Vacations are a necessary part of the modern world; the stress of work, the burn-out factor, the recognition that the constant treadmill of daily toil, all serve to tear down and destroy the motivational underpinnings of every worker. It is a temporary respite; a time of rejuvenation and, hopefully, more than merely an opportunity to complete chores which otherwise are left undone. It is also a time of reflection and assessment.
For those preparing, formulating, and contemplating filing for Federal Disability Retirement benefits from the U.S. Office of Personnel Management, vacations often merely illustrate the intractable nature of one’s medical condition, and the absolute necessity to change one’s course in life. The chronic nature of a medical condition, by its nature of progressively deteriorating one’s body or mind, reveals itself when a vacation is taken: the shortness of the time period of the vacation serves to emphasize the seriousness of the medical condition; the medical condition itself manifests the fact that a week, a couple of weeks, or even a month, are not long enough to contend with the progressively deteriorating nature of the disability or chronic condition.
Time for reflection allows a person to face the reality of an impending occurrence. That is often a good thing. One of the criteria which must be met in a Federal Disability Retirement application is that the medical condition must last for a minimum of 12 months. One does not have to wait for the 12 months; one does not have to be unemployed or on LWOP for 12 months. Rather, the prognosis for the medical condition is such that the condition must prevent one from being able to perform one or more of the essential elements of one’s job for a minimum of 12 months.

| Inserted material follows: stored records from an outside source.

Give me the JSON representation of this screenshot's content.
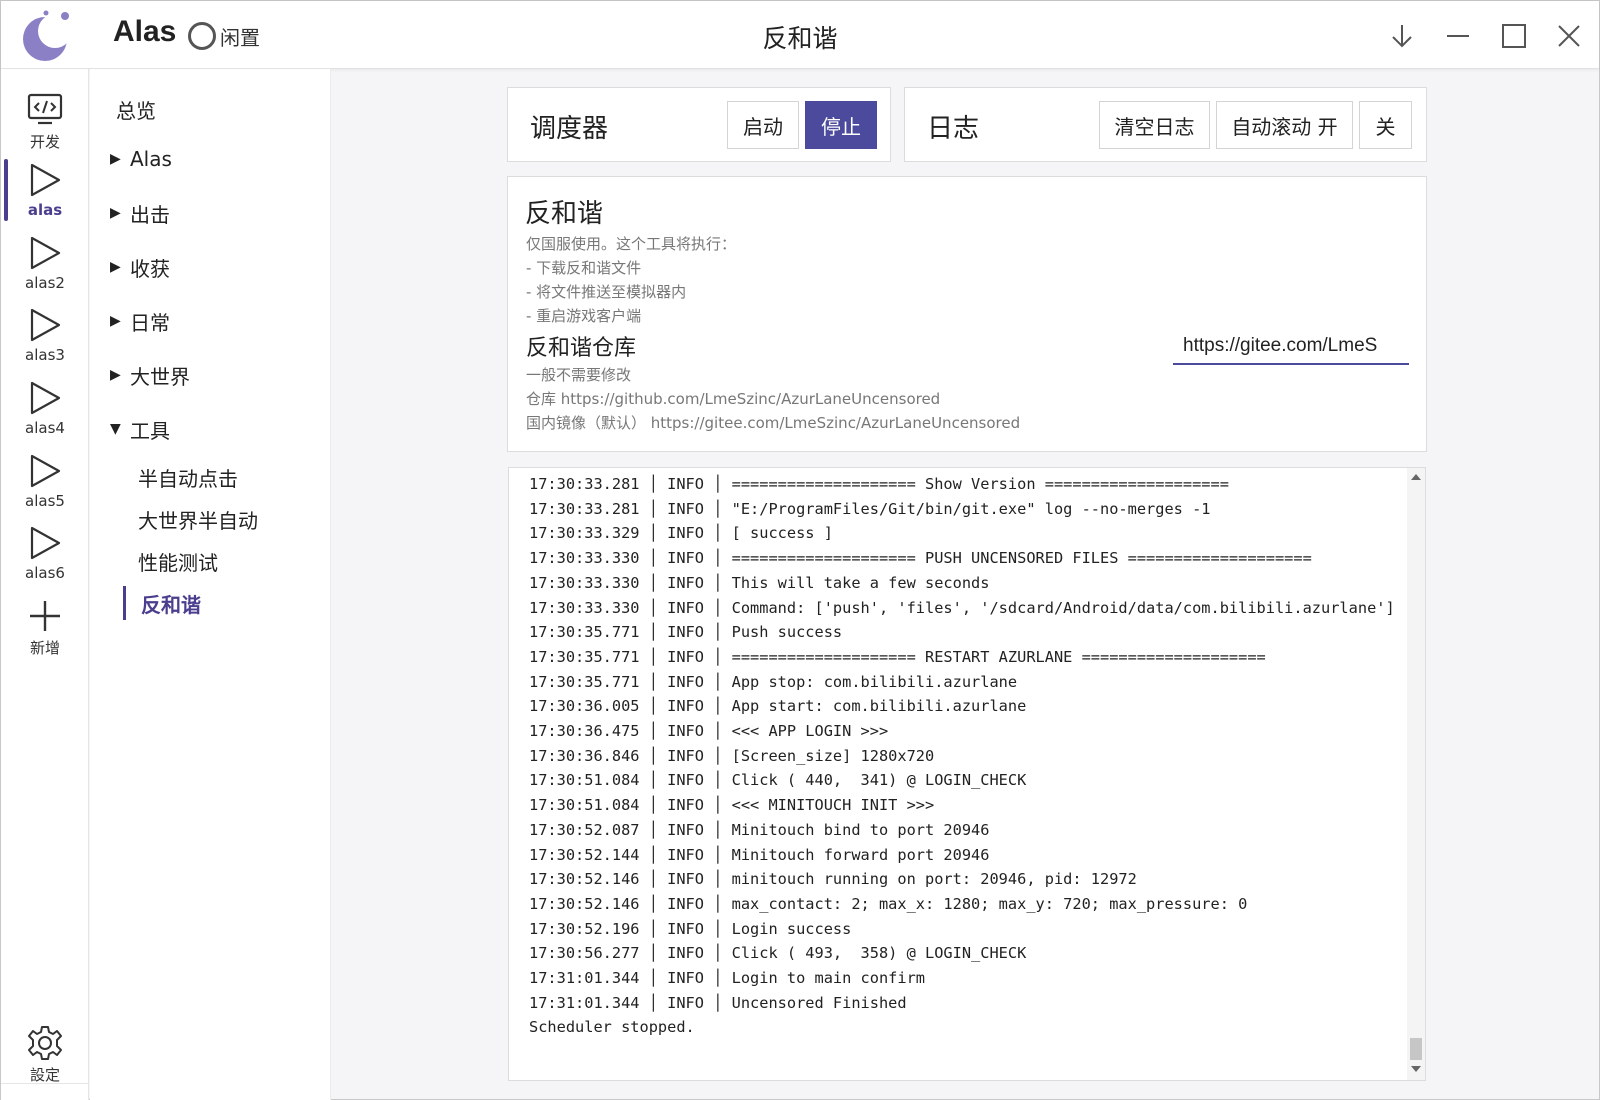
{
  "titlebar": {
    "app_name": "Alas",
    "status": "闲置",
    "page_title": "反和谐"
  },
  "rail": {
    "items": [
      {
        "label": "开发",
        "icon": "dev-icon"
      },
      {
        "label": "alas",
        "icon": "play-icon",
        "active": true
      },
      {
        "label": "alas2",
        "icon": "play-icon"
      },
      {
        "label": "alas3",
        "icon": "play-icon"
      },
      {
        "label": "alas4",
        "icon": "play-icon"
      },
      {
        "label": "alas5",
        "icon": "play-icon"
      },
      {
        "label": "alas6",
        "icon": "play-icon"
      },
      {
        "label": "新增",
        "icon": "plus-icon"
      }
    ],
    "settings_label": "設定"
  },
  "menu": {
    "overview": "总览",
    "groups": [
      "Alas",
      "出击",
      "收获",
      "日常",
      "大世界"
    ],
    "tools_group": "工具",
    "tools_items": [
      "半自动点击",
      "大世界半自动",
      "性能测试",
      "反和谐"
    ]
  },
  "scheduler": {
    "title": "调度器",
    "start": "启动",
    "stop": "停止"
  },
  "logbar": {
    "title": "日志",
    "clear": "清空日志",
    "autoscroll": "自动滚动 开",
    "close": "关"
  },
  "task": {
    "title": "反和谐",
    "desc": [
      "仅国服使用。这个工具将执行：",
      "- 下载反和谐文件",
      "- 将文件推送至模拟器内",
      "- 重启游戏客户端"
    ],
    "repo_title": "反和谐仓库",
    "repo_desc": [
      "一般不需要修改",
      "仓库 https://github.com/LmeSzinc/AzurLaneUncensored",
      "国内镜像（默认） https://gitee.com/LmeSzinc/AzurLaneUncensored"
    ],
    "repo_value": "https://gitee.com/LmeS"
  },
  "log": [
    "17:30:33.281 │ INFO │ ==================== Show Version ====================",
    "17:30:33.281 │ INFO │ \"E:/ProgramFiles/Git/bin/git.exe\" log --no-merges -1",
    "17:30:33.329 │ INFO │ [ success ]",
    "17:30:33.330 │ INFO │ ==================== PUSH UNCENSORED FILES ====================",
    "17:30:33.330 │ INFO │ This will take a few seconds",
    "17:30:33.330 │ INFO │ Command: ['push', 'files', '/sdcard/Android/data/com.bilibili.azurlane']",
    "17:30:35.771 │ INFO │ Push success",
    "17:30:35.771 │ INFO │ ==================== RESTART AZURLANE ====================",
    "17:30:35.771 │ INFO │ App stop: com.bilibili.azurlane",
    "17:30:36.005 │ INFO │ App start: com.bilibili.azurlane",
    "17:30:36.475 │ INFO │ <<< APP LOGIN >>>",
    "17:30:36.846 │ INFO │ [Screen_size] 1280x720",
    "17:30:51.084 │ INFO │ Click ( 440,  341) @ LOGIN_CHECK",
    "17:30:51.084 │ INFO │ <<< MINITOUCH INIT >>>",
    "17:30:52.087 │ INFO │ Minitouch bind to port 20946",
    "17:30:52.144 │ INFO │ Minitouch forward port 20946",
    "17:30:52.146 │ INFO │ minitouch running on port: 20946, pid: 12972",
    "17:30:52.146 │ INFO │ max_contact: 2; max_x: 1280; max_y: 720; max_pressure: 0",
    "17:30:52.196 │ INFO │ Login success",
    "17:30:56.277 │ INFO │ Click ( 493,  358) @ LOGIN_CHECK",
    "17:31:01.344 │ INFO │ Login to main confirm",
    "17:31:01.344 │ INFO │ Uncensored Finished",
    "Scheduler stopped."
  ],
  "colors": {
    "accent": "#4b4a9c",
    "logo": "#8b80c6"
  }
}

On a vacation, the Federal or Postal employee will often recognize that time is short. Reflection is a positive thing; necessary changes, upon reflection, often become exposed, and it is often a time when the coalescence of three factors comes about: thought, words, then action. It is the latter of the three which determines the course of a positive future.
Robert R. McGill, Esquire